Task: Copy every record exactly as it appears in the data below.

◆ ◆ ◆ ◆ ◆ ◆ ◆

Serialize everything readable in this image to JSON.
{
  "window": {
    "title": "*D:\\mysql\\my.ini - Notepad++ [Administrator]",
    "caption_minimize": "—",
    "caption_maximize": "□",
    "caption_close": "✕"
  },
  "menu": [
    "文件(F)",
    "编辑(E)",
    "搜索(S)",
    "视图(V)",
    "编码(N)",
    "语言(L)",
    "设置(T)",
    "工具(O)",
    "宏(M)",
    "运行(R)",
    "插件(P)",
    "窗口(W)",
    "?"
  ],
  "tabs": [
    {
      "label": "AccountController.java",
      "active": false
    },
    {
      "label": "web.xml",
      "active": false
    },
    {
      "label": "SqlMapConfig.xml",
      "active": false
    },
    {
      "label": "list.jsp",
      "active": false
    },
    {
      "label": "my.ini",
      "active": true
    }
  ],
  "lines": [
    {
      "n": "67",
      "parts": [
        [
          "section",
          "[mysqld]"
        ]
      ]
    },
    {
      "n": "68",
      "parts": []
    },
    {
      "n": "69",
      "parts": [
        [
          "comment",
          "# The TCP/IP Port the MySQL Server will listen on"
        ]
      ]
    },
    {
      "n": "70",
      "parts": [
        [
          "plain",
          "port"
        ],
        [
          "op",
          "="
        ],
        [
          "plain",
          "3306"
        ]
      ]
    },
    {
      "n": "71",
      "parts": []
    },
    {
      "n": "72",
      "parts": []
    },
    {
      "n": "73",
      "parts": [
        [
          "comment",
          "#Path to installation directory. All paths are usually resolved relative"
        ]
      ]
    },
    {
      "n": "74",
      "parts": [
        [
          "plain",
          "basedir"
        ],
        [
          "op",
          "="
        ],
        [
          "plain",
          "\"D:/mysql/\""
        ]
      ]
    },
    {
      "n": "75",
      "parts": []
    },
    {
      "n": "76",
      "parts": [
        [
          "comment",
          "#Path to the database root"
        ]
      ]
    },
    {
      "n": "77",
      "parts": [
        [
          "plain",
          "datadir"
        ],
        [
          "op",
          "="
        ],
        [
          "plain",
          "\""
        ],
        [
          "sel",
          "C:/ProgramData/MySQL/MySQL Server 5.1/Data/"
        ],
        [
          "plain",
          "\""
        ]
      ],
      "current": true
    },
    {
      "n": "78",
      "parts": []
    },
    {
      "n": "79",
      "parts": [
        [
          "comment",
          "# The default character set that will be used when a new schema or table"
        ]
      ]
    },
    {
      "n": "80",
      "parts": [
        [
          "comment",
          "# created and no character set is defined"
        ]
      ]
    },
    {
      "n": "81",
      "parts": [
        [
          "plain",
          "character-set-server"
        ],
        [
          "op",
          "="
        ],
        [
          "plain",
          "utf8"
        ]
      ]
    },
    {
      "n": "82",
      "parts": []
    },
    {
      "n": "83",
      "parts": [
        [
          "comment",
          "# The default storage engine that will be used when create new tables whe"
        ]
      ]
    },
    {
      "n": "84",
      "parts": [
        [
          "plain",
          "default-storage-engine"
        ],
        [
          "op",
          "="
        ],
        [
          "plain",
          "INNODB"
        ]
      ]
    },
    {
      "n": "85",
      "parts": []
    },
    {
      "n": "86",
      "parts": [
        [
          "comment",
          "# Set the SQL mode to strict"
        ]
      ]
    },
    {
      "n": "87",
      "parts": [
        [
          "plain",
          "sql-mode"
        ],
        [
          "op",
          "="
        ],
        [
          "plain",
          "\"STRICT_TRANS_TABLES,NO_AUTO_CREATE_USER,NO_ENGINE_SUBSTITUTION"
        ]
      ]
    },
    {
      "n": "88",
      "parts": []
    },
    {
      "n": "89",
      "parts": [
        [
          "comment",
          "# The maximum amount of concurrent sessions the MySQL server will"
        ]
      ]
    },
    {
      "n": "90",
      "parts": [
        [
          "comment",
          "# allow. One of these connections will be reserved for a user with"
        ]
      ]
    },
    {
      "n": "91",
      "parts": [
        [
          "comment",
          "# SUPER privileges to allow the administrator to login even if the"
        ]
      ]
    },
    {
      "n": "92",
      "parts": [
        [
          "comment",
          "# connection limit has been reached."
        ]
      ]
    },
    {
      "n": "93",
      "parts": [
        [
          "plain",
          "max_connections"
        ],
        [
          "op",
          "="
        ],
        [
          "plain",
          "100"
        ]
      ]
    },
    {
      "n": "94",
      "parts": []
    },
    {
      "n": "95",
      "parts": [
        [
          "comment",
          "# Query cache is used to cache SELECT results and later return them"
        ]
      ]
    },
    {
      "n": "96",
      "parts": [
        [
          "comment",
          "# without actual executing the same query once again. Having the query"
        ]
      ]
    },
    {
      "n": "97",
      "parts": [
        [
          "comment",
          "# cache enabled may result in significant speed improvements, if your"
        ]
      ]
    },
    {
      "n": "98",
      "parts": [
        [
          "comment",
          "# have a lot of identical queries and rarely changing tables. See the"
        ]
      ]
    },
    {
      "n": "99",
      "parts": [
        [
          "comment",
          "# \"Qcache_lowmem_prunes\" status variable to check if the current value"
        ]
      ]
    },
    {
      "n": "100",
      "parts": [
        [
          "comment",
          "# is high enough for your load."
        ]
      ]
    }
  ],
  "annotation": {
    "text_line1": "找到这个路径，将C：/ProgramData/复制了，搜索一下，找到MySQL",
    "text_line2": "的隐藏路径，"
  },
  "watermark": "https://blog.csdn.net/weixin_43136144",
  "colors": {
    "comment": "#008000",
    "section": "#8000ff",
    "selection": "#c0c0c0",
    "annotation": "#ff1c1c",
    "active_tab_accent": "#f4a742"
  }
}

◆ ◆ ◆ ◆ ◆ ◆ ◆

Response to this task:
Serialize everything readable in this image to JSON.
{
  "window": {
    "title": "*D:\\mysql\\my.ini - Notepad++ [Administrator]",
    "caption_minimize": "—",
    "caption_maximize": "□",
    "caption_close": "✕"
  },
  "menu": [
    "文件(F)",
    "编辑(E)",
    "搜索(S)",
    "视图(V)",
    "编码(N)",
    "语言(L)",
    "设置(T)",
    "工具(O)",
    "宏(M)",
    "运行(R)",
    "插件(P)",
    "窗口(W)",
    "?"
  ],
  "tabs": [
    {
      "label": "AccountController.java",
      "active": false
    },
    {
      "label": "web.xml",
      "active": false
    },
    {
      "label": "SqlMapConfig.xml",
      "active": false
    },
    {
      "label": "list.jsp",
      "active": false
    },
    {
      "label": "my.ini",
      "active": true
    }
  ],
  "lines": [
    {
      "n": "67",
      "parts": [
        [
          "section",
          "[mysqld]"
        ]
      ]
    },
    {
      "n": "68",
      "parts": []
    },
    {
      "n": "69",
      "parts": [
        [
          "comment",
          "# The TCP/IP Port the MySQL Server will listen on"
        ]
      ]
    },
    {
      "n": "70",
      "parts": [
        [
          "plain",
          "port"
        ],
        [
          "op",
          "="
        ],
        [
          "plain",
          "3306"
        ]
      ]
    },
    {
      "n": "71",
      "parts": []
    },
    {
      "n": "72",
      "parts": []
    },
    {
      "n": "73",
      "parts": [
        [
          "comment",
          "#Path to installation directory. All paths are usually resolved relative"
        ]
      ]
    },
    {
      "n": "74",
      "parts": [
        [
          "plain",
          "basedir"
        ],
        [
          "op",
          "="
        ],
        [
          "plain",
          "\"D:/mysql/\""
        ]
      ]
    },
    {
      "n": "75",
      "parts": []
    },
    {
      "n": "76",
      "parts": [
        [
          "comment",
          "#Path to the database root"
        ]
      ]
    },
    {
      "n": "77",
      "parts": [
        [
          "plain",
          "datadir"
        ],
        [
          "op",
          "="
        ],
        [
          "plain",
          "\""
        ],
        [
          "sel",
          "C:/ProgramData/MySQL/MySQL Server 5.1/Data/"
        ],
        [
          "plain",
          "\""
        ]
      ],
      "current": true
    },
    {
      "n": "78",
      "parts": []
    },
    {
      "n": "79",
      "parts": [
        [
          "comment",
          "# The default character set that will be used when a new schema or table"
        ]
      ]
    },
    {
      "n": "80",
      "parts": [
        [
          "comment",
          "# created and no character set is defined"
        ]
      ]
    },
    {
      "n": "81",
      "parts": [
        [
          "plain",
          "character-set-server"
        ],
        [
          "op",
          "="
        ],
        [
          "plain",
          "utf8"
        ]
      ]
    },
    {
      "n": "82",
      "parts": []
    },
    {
      "n": "83",
      "parts": [
        [
          "comment",
          "# The default storage engine that will be used when create new tables whe"
        ]
      ]
    },
    {
      "n": "84",
      "parts": [
        [
          "plain",
          "default-storage-engine"
        ],
        [
          "op",
          "="
        ],
        [
          "plain",
          "INNODB"
        ]
      ]
    },
    {
      "n": "85",
      "parts": []
    },
    {
      "n": "86",
      "parts": [
        [
          "comment",
          "# Set the SQL mode to strict"
        ]
      ]
    },
    {
      "n": "87",
      "parts": [
        [
          "plain",
          "sql-mode"
        ],
        [
          "op",
          "="
        ],
        [
          "plain",
          "\"STRICT_TRANS_TABLES,NO_AUTO_CREATE_USER,NO_ENGINE_SUBSTITUTION"
        ]
      ]
    },
    {
      "n": "88",
      "parts": []
    },
    {
      "n": "89",
      "parts": [
        [
          "comment",
          "# The maximum amount of concurrent sessions the MySQL server will"
        ]
      ]
    },
    {
      "n": "90",
      "parts": [
        [
          "comment",
          "# allow. One of these connections will be reserved for a user with"
        ]
      ]
    },
    {
      "n": "91",
      "parts": [
        [
          "comment",
          "# SUPER privileges to allow the administrator to login even if the"
        ]
      ]
    },
    {
      "n": "92",
      "parts": [
        [
          "comment",
          "# connection limit has been reached."
        ]
      ]
    },
    {
      "n": "93",
      "parts": [
        [
          "plain",
          "max_connections"
        ],
        [
          "op",
          "="
        ],
        [
          "plain",
          "100"
        ]
      ]
    },
    {
      "n": "94",
      "parts": []
    },
    {
      "n": "95",
      "parts": [
        [
          "comment",
          "# Query cache is used to cache SELECT results and later return them"
        ]
      ]
    },
    {
      "n": "96",
      "parts": [
        [
          "comment",
          "# without actual executing the same query once again. Having the query"
        ]
      ]
    },
    {
      "n": "97",
      "parts": [
        [
          "comment",
          "# cache enabled may result in significant speed improvements, if your"
        ]
      ]
    },
    {
      "n": "98",
      "parts": [
        [
          "comment",
          "# have a lot of identical queries and rarely changing tables. See the"
        ]
      ]
    },
    {
      "n": "99",
      "parts": [
        [
          "comment",
          "# \"Qcache_lowmem_prunes\" status variable to check if the current value"
        ]
      ]
    },
    {
      "n": "100",
      "parts": [
        [
          "comment",
          "# is high enough for your load."
        ]
      ]
    }
  ],
  "annotation": {
    "text_line1": "找到这个路径，将C：/ProgramData/复制了，搜索一下，找到MySQL",
    "text_line2": "的隐藏路径，"
  },
  "watermark": "https://blog.csdn.net/weixin_43136144",
  "colors": {
    "comment": "#008000",
    "section": "#8000ff",
    "selection": "#c0c0c0",
    "annotation": "#ff1c1c",
    "active_tab_accent": "#f4a742"
  }
}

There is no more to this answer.